The scourge of sea piracy at the start of this decade led to the pillage, theft and hijacking of vessels worth hundreds of millions of dollars, and the kidnapping and ransom of sailors and crew.
Only a multinational fleet of navies deployed to the Horn of Africa in 2010 and 2011 put an end to the spree.
But hijackings are now on the rise again, and vessels like Italy’s Carlo Margottini are tasked with tackling armed pirates, often operating off the coast of Somalia.
On an exclusive tour of the advanced warship, its commander stressed the need to stay the course and protect the waters between Yemen, Djibouti, Eritrea and Somalia.
Commander Marco Guerriero, whose vessel is docked for the Abu Dhabi International Defence Exhibition (Idex), highlighted the ship’s technological sophistication over that of its adversaries.
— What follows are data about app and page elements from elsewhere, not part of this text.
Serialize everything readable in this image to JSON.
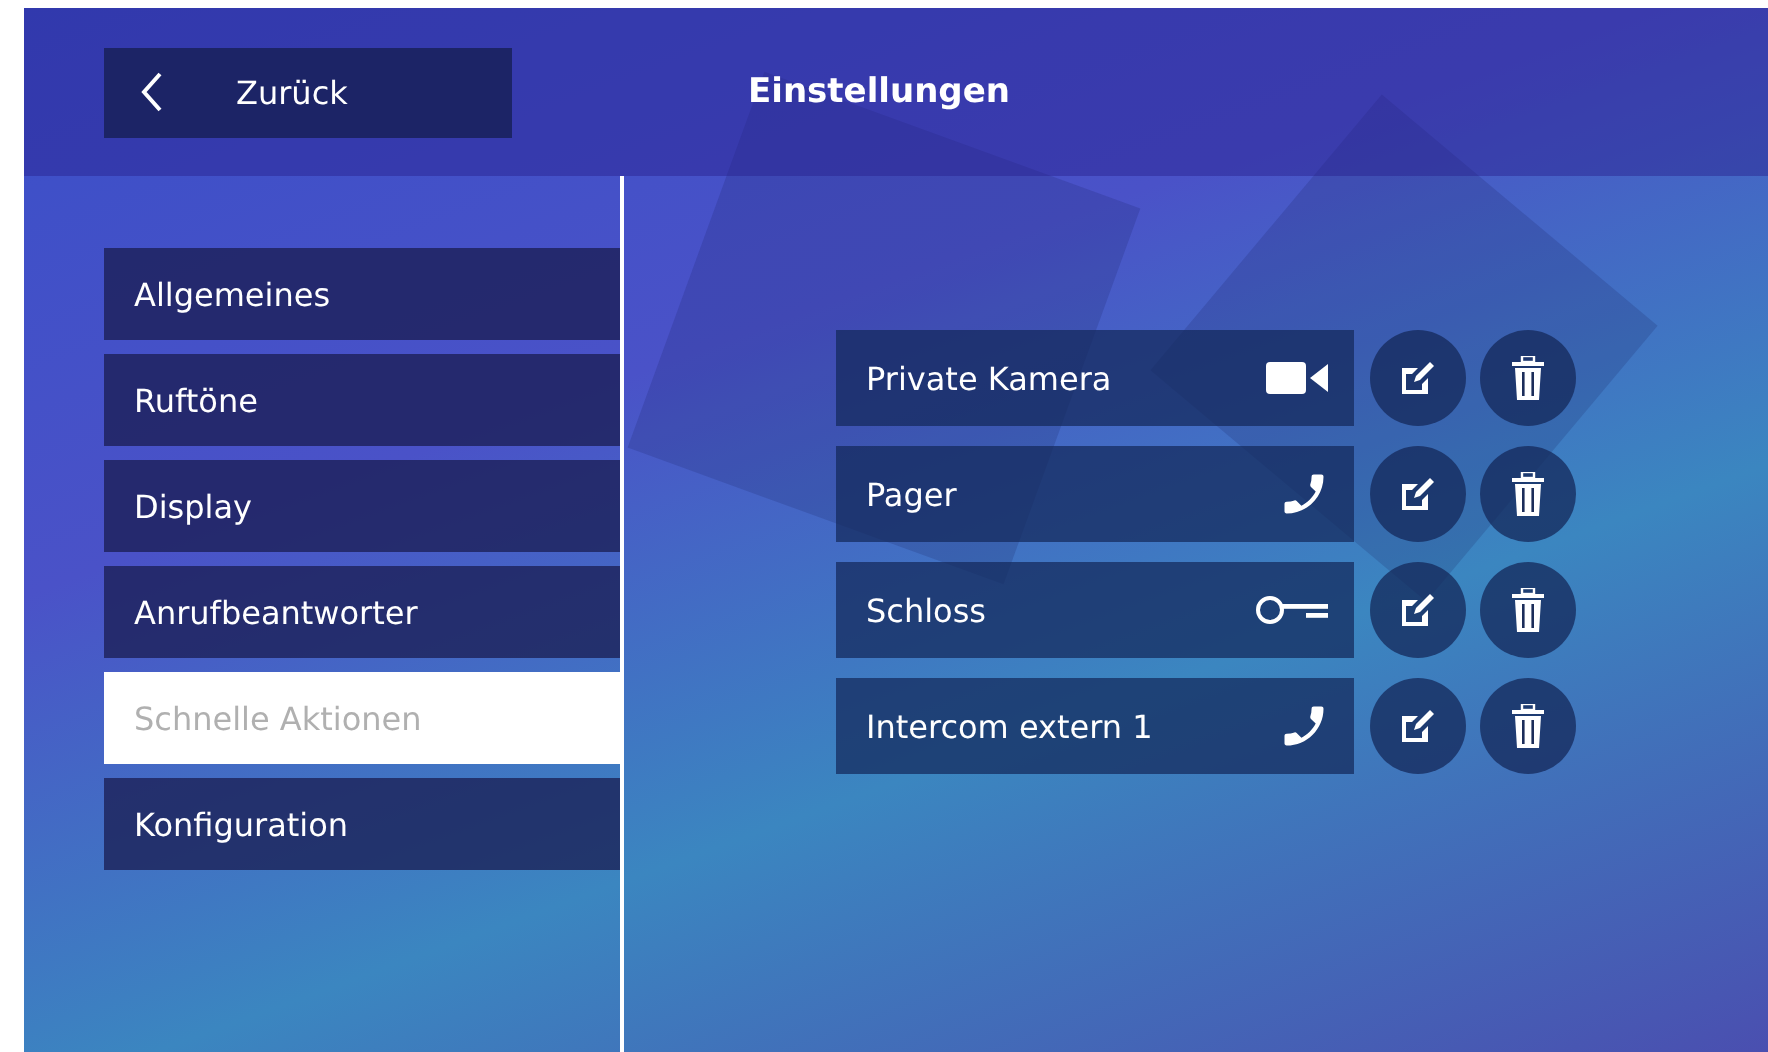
{
  "header": {
    "back_label": "Zurück",
    "title": "Einstellungen"
  },
  "sidebar": {
    "items": [
      {
        "label": "Allgemeines",
        "selected": false
      },
      {
        "label": "Ruftöne",
        "selected": false
      },
      {
        "label": "Display",
        "selected": false
      },
      {
        "label": "Anrufbeantworter",
        "selected": false
      },
      {
        "label": "Schnelle Aktionen",
        "selected": true
      },
      {
        "label": "Konfiguration",
        "selected": false
      }
    ]
  },
  "actions": [
    {
      "label": "Private Kamera",
      "kind": "camera"
    },
    {
      "label": "Pager",
      "kind": "phone"
    },
    {
      "label": "Schloss",
      "kind": "key"
    },
    {
      "label": "Intercom extern 1",
      "kind": "phone"
    }
  ]
}
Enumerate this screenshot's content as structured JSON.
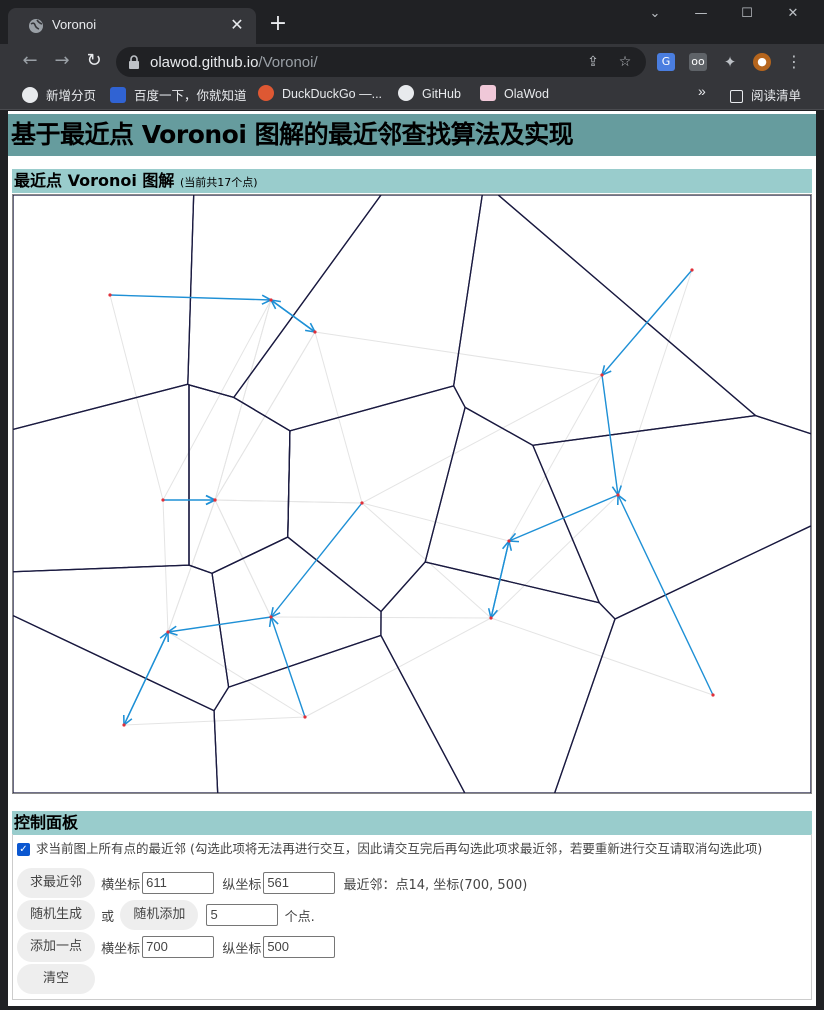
{
  "browser": {
    "tab_title": "Voronoi",
    "tab_close": "✕",
    "new_tab": "+",
    "url_host": "olawod.github.io",
    "url_path": "/Voronoi/",
    "bookmarks": [
      "新增分页",
      "百度一下，你就知道",
      "DuckDuckGo —...",
      "GitHub",
      "OlaWod"
    ],
    "reading_list": "阅读清单",
    "more_bookmarks": "»"
  },
  "page": {
    "title": "基于最近点 Voronoi 图解的最近邻查找算法及实现",
    "diagram_section": "最近点 Voronoi 图解",
    "point_count_note": "(当前共17个点)",
    "control_section": "控制面板",
    "checkbox_label": "求当前图上所有点的最近邻 (勾选此项将无法再进行交互，因此请交互完后再勾选此项求最近邻，若要重新进行交互请取消勾选此项)",
    "checkbox_checked": true,
    "nn_button": "求最近邻",
    "x_label": "横坐标",
    "y_label": "纵坐标",
    "nn_x": "611",
    "nn_y": "561",
    "nn_result": "最近邻：点14, 坐标(700, 500)",
    "random_gen_button": "随机生成",
    "or_text": "或",
    "random_add_button": "随机添加",
    "random_count": "5",
    "points_unit": "个点.",
    "add_point_button": "添加一点",
    "add_x": "700",
    "add_y": "500",
    "clear_button": "清空"
  },
  "colors": {
    "title_bg": "#669c9e",
    "section_bg": "#99cccc",
    "voronoi_edge": "#1a1a40",
    "nn_arrow": "#1e90d6",
    "delaunay": "#e4e4e4",
    "site": "#e0303a"
  },
  "chart_data": {
    "type": "scatter",
    "x": [
      97,
      302,
      202,
      349,
      258,
      155,
      111,
      292,
      589,
      679,
      605,
      496,
      478,
      700,
      258,
      150,
      202
    ],
    "y": [
      100,
      137,
      305,
      308,
      422,
      437,
      530,
      522,
      180,
      75,
      300,
      346,
      423,
      500,
      105,
      305,
      305
    ],
    "note_points": "sites of the nearest-point Voronoi diagram; blue arrows point to each site's nearest neighbour"
  }
}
On March 7, the frigate will depart Muscat to begin its second six-month tour of the Red Sea and Gulf of Aden, where pirates and smugglers have long operated with abandon.
“We contribute to creating a safe environment at sea, to providing freedom of navigation to all traffic,” said Commander Guerriero. That includes aid from the World Food Programme as well as the oil shipments that the Strait of Hormuz and the Suez Canal are synonymous with.
The ship is participating in Operation Atalanta, the European Union’s first naval operation, launched in 2008 to counter piracy at sea off the Horn of Africa and in the Indian Ocean. It will participate in the mission alongside vessels from Spain, France and elsewhere, to deter piracy and armed robbery.
Over the past decade, Operation Atalanta has carried out numerous successful anti-piracy missions, capturing dozens of pirates. As a result, much of the piracy, which reached a peak in waters around Somalia in 2011, was stamped out.
But in 2017, the number of incidents doubled in a single year, suggesting that plenty of work still needs to be done. A cargo ship from Dubai was hijacked off the coast of Somalia that year and its eight sailors were rescued days later.
Still, according to Mr Guerriero, the warship had a successful year in 2018. “So far I’d say that the activity of the unit was so effective that we did not need to go into a direct action with pirates”, he said.
“The pressure and the surveillance is good enough as a deterrent to prevent any contact.”
Built in 2014, the Carlo Margottini is state-of-the-art. Although it specialises in stealth and anti-submarine warfare, it is equipped for multiple types of mission. At 144 metres in length, it carries a crew of 167 and has a maximum speed of 27 knots. The frigate carries two helicopters and includes a surface anti-air missile system and two torpedo launch systems in its arsenal.
“This is a technological jewel, showcasing the best of Italian innovation,” said Liborio Stellino, Italy’s Ambassador to the UAE.
He was welcomed on board the frigate on Thursday, where he signed the welcome book and addressed the ship’s crew, comprised of sailors, pilots and special forces.
The frigate’s arrival in the UAE and six-month deployed is significant.
Emirati companies DP World and P&O operate ports in Bosaso, Somalia, and Berbera in Somaliland, and have two military bases in the Horn of Africa. The UAE is therefore keen to protect shipping routes and has funded anti-piracy operations in Somalia.
“This is a very important area for all maritime traffic,” said Mr Guerriero. “Italy is one of the countries that has been taking part in this operation since the beginning.”
Mr Stellino referred to the historic military co-operation between Italy and the UAE in Kosovo and Afghanistan. Anti-piracy operations in the waters around the Horn of Africa, presenting a global threat, are no different, he said.
“This is like a floating embassy,” Mr Stellino said. “It is a demonstration of Italian hard and soft power.”
The Idex Conference runs from February 17 to 21 and will host the world’s biggest arms manufacturers. The event, which will comprise representatives from the US, Germany, Saudi Arabia, Italy and France — as well as the UAE — is expected to see deals exceeding Dh19.17 billion signed.
For Italy it is an opportunity to present the best weaponry and material the country’s large defence sector has to offer. It is against this backdrop that the Carlo Margottini has docked in the UAE.
“Hopefully it will allow people to discover the parts of Italy that are not food, fashion and Ferraris,” said Mr Stellino.